Isaac Newton Group of Telescopes

Isaac Newton Group of Telescopes

La Palma, Canary Islands

Each year up to 10 Physics and Astronomy students have the opportunity to join a subsidised field trip to the Isaac Newton Group of Telescopes in La Palma, Canary Islands, to use our pt5m telescope. At 2,400m above sea level, these telescopes are in an almost ideal environment for astronomy. They can also visit the 4m William Herschel Telescope (WHT) and the 10m Gran Telescopio Canarias (GTC).

Employment Experience at ING

Students on the MPhys Physics and Astrophysics course have the option to spend a year of their degree working at at the Isaac Newton Group of Telescopes through the University of Sheffield's Degree with Employment Experience scheme.

Cropped version of David M's photo

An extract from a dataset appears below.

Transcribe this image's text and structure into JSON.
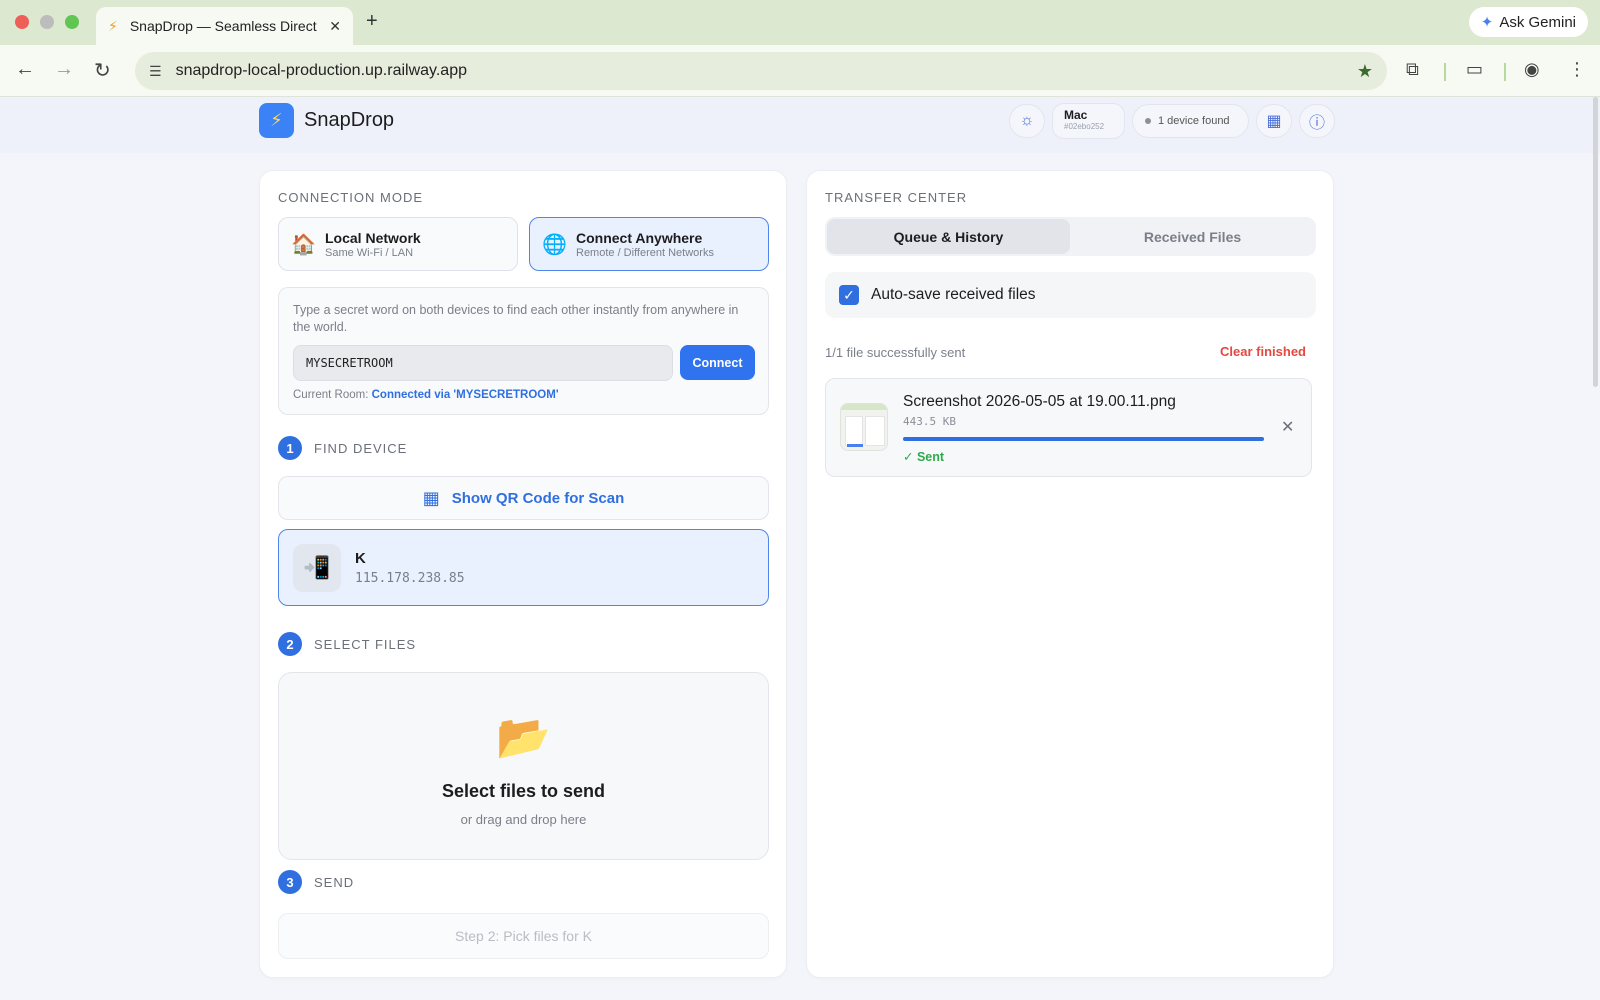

After a period of training on operating the telescope and observing with imaging and spectroscopy, I was assigned service and support nights.

Being able to carry out observations of countless types of astronomical sources over a year was extremely enjoyable.

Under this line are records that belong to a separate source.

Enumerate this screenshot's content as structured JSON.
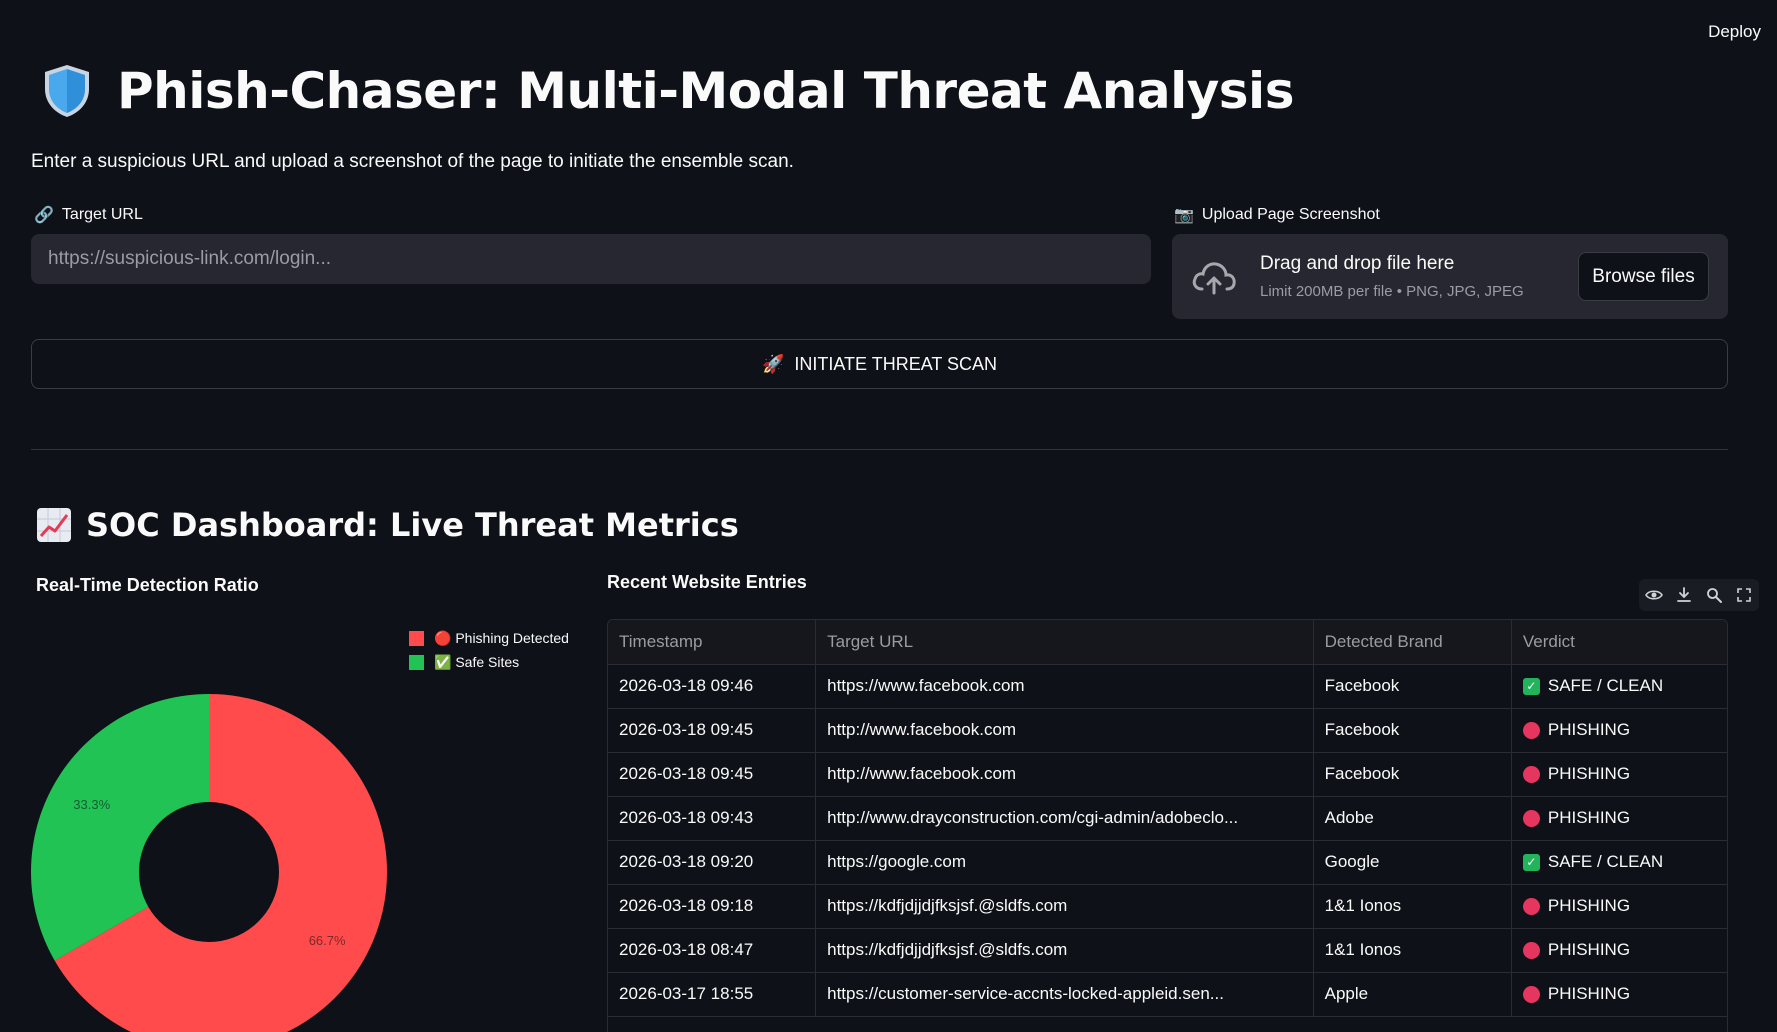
{
  "header": {
    "deploy_label": "Deploy"
  },
  "page": {
    "title": "Phish-Chaser: Multi-Modal Threat Analysis",
    "intro": "Enter a suspicious URL and upload a screenshot of the page to initiate the ensemble scan."
  },
  "url_field": {
    "icon": "link-icon",
    "label": "Target URL",
    "placeholder": "https://suspicious-link.com/login...",
    "value": ""
  },
  "uploader": {
    "icon": "camera-icon",
    "label": "Upload Page Screenshot",
    "drag_text": "Drag and drop file here",
    "limit_text": "Limit 200MB per file • PNG, JPG, JPEG",
    "browse_label": "Browse files"
  },
  "scan_button": {
    "icon": "rocket-icon",
    "label": "INITIATE THREAT SCAN"
  },
  "dashboard": {
    "title": "SOC Dashboard: Live Threat Metrics",
    "icon": "chart-increasing-icon"
  },
  "colors": {
    "phishing": "#ff4b4b",
    "safe": "#21c354",
    "accent_check": "#22b35d",
    "accent_dot": "#e5365f"
  },
  "chart_data": {
    "type": "pie",
    "title": "Real-Time Detection Ratio",
    "donut": true,
    "legend_position": "top-right",
    "categories": [
      "🔴 Phishing Detected",
      "✅ Safe Sites"
    ],
    "values": [
      66.7,
      33.3
    ],
    "labels": [
      "66.7%",
      "33.3%"
    ]
  },
  "table": {
    "title": "Recent Website Entries",
    "toolbar": [
      "eye-icon",
      "download-icon",
      "search-icon",
      "fullscreen-icon"
    ],
    "columns": [
      "Timestamp",
      "Target URL",
      "Detected Brand",
      "Verdict"
    ],
    "rows": [
      {
        "timestamp": "2026-03-18 09:46",
        "url": "https://www.facebook.com",
        "brand": "Facebook",
        "verdict": "SAFE / CLEAN",
        "status": "safe"
      },
      {
        "timestamp": "2026-03-18 09:45",
        "url": "http://www.facebook.com",
        "brand": "Facebook",
        "verdict": "PHISHING",
        "status": "phishing"
      },
      {
        "timestamp": "2026-03-18 09:45",
        "url": "http://www.facebook.com",
        "brand": "Facebook",
        "verdict": "PHISHING",
        "status": "phishing"
      },
      {
        "timestamp": "2026-03-18 09:43",
        "url": "http://www.drayconstruction.com/cgi-admin/adobeclo...",
        "brand": "Adobe",
        "verdict": "PHISHING",
        "status": "phishing"
      },
      {
        "timestamp": "2026-03-18 09:20",
        "url": "https://google.com",
        "brand": "Google",
        "verdict": "SAFE / CLEAN",
        "status": "safe"
      },
      {
        "timestamp": "2026-03-18 09:18",
        "url": "https://kdfjdjjdjfksjsf.@sldfs.com",
        "brand": "1&1 Ionos",
        "verdict": "PHISHING",
        "status": "phishing"
      },
      {
        "timestamp": "2026-03-18 08:47",
        "url": "https://kdfjdjjdjfksjsf.@sldfs.com",
        "brand": "1&1 Ionos",
        "verdict": "PHISHING",
        "status": "phishing"
      },
      {
        "timestamp": "2026-03-17 18:55",
        "url": "https://customer-service-accnts-locked-appleid.sen...",
        "brand": "Apple",
        "verdict": "PHISHING",
        "status": "phishing"
      }
    ]
  }
}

David Modiano, MPhys Physics and Astrophysics with Employment Experience  READ MORE


The next generation of astronomy tools

Researchers at the launch of the Gravitational-wave Optical Transient Observer

Our Professor of Astrophysics, Vik Dhillon, led the team that built HiPERCAM, a high-speed camera that has been installed on La Palma's Gran Telescopio Canarias – the world's largest optical telescope.

This revolutionary instrument can can take more than 1,000 images per second and will help scientists study the remnants of dead stars such as white dwarfs, neutron stars and black hole in unprecedented detail.

More on HiPERCAM

He was also part of the international research team that built the new Gravitational-wave Optical Transient Observer telescope (GOTO, pictured) on the island, to detect optical signatures of gravitational waves.

More on GOTO


Extrasolar transit

Our student Liam Hardy, featured in this video, was based at the ING and used the facilities to study planets orbiting nearby stars, known as exoplanets.

By observing the slight decrease in light from these stars as a planet passes in front of the star it is possible to both detect and study the properties of these planets.

Studies of exoplanets provide information on the formation of planetary systems and in the future will allow direct signs of life to be observed.

Field trip photo gallery

These photos were taken during one of our annual student field trips to the telescopes on La Palma.

Students at La Palma

Students at La Palma

Students at La Palma

Students at La Palma

Credit: Alexander Brown

Isabelle Gessey

It was really interesting being able to use a professional telescope. Once all groups had finished their work we got to use the eye piece and look at Saturn.


Gillian Finnerty

This trip is one of the highlights of my time at university and I'm so grateful to the department that I was able to go.

Gillian Finnerty, MPhys Physics and Astrophysics  READ MORE